identify the municipal policy or custom, (2) connect the
policy to the municipality, and (3) show that his particular
injury was incurred due to execution of that policy.”
Alkire v. Irving, 330 F.3d 802, 815 (6th Cir. 2003)
(citing Garner v. Memphis Police Dep't, 8 F.3d
358, 364 (6th Cir. 1993)). The policy or custom “must
be ‘the moving force of the constitutional
violation' in order to establish the liability of a
government body under § 1983.” Searcy v. City
of Dayton, 38 F.3d 282, 286 (6th Cir. 1994) (quoting
Polk Cty. v. Dodson, 454 U.S. 312, 326 (1981)
instant case, Plaintiff alleges that Defendants Hicks and
Dixon subjected him to excessive force.
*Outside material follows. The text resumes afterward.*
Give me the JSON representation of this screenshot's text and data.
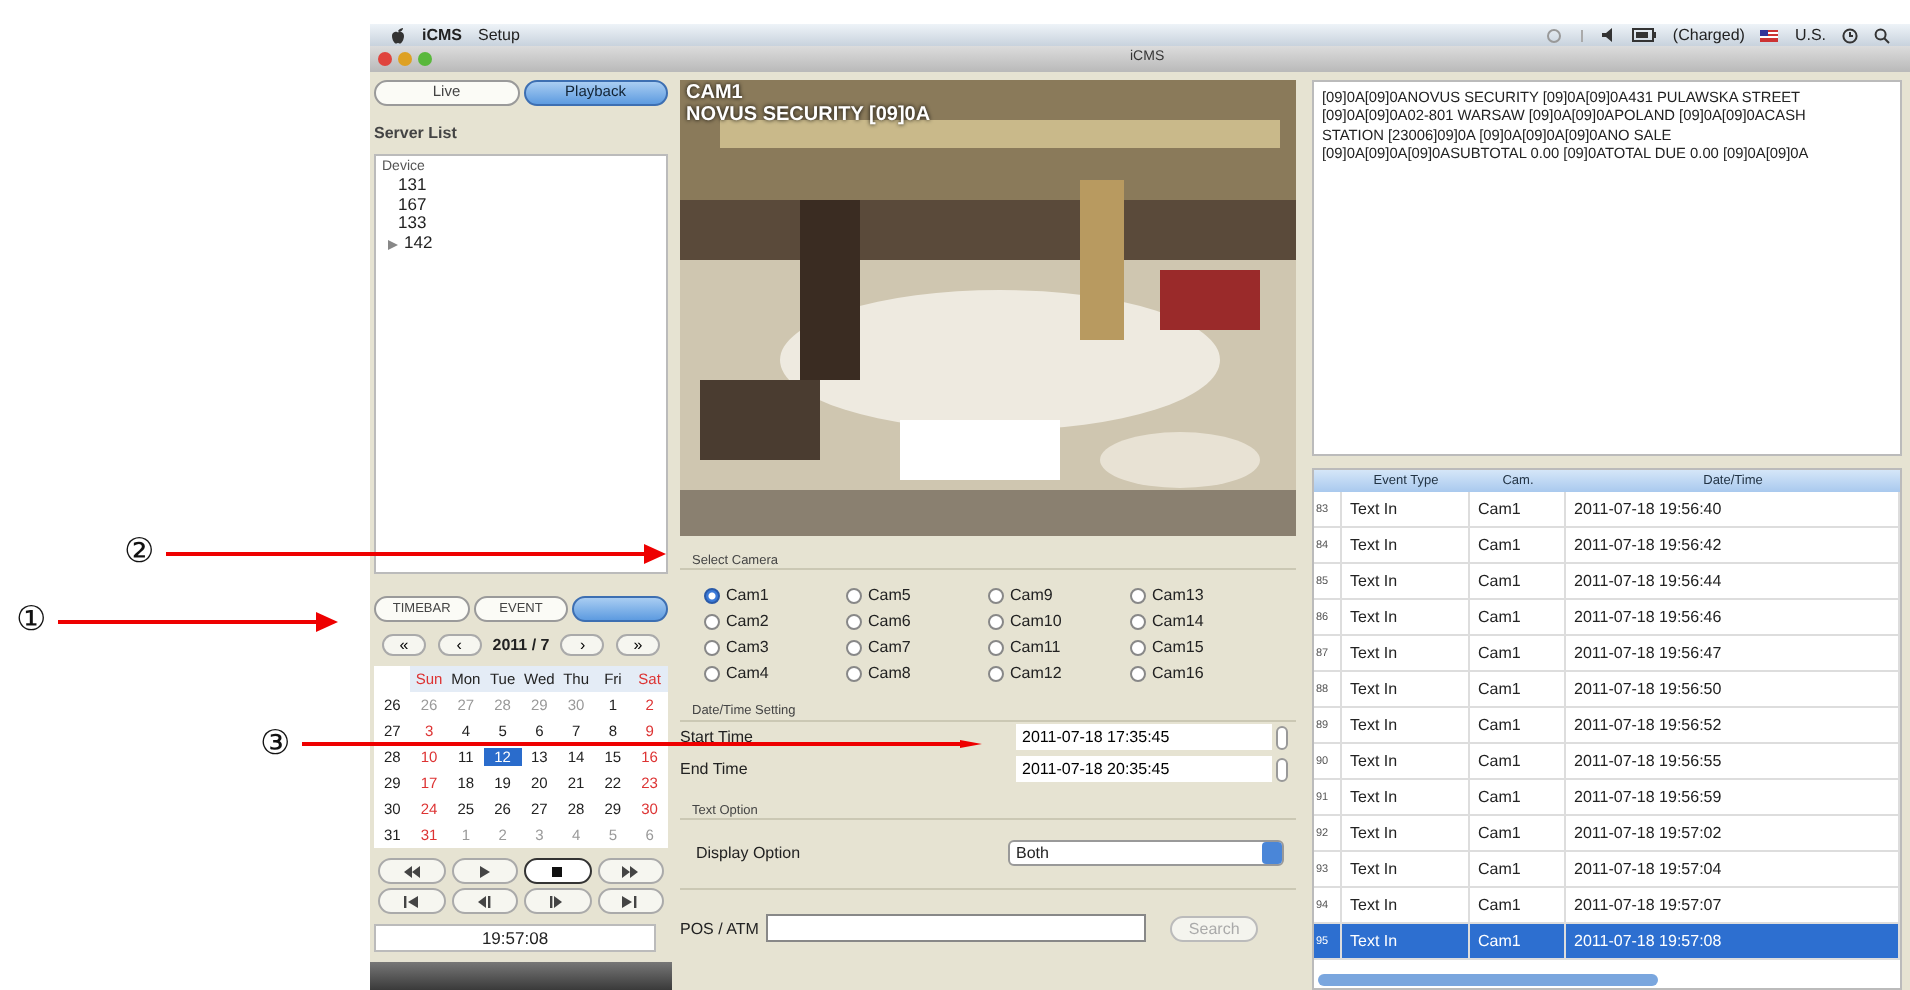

However, he does not
allege that their actions occurred as a result of a policy or
custom implemented or endorsed by Daviess County. The
complaint alleges an isolated occurrence affecting only
Plaintiff. See Fox v. Van Oosterum, 176 F.3d 342,
348 (6th Cir. 1999) (“No evidence indicates that this
was anything more than a one-time, isolated event for which
the county is not responsible.”). Accordingly,
Plaintiff's claims against DCDC ...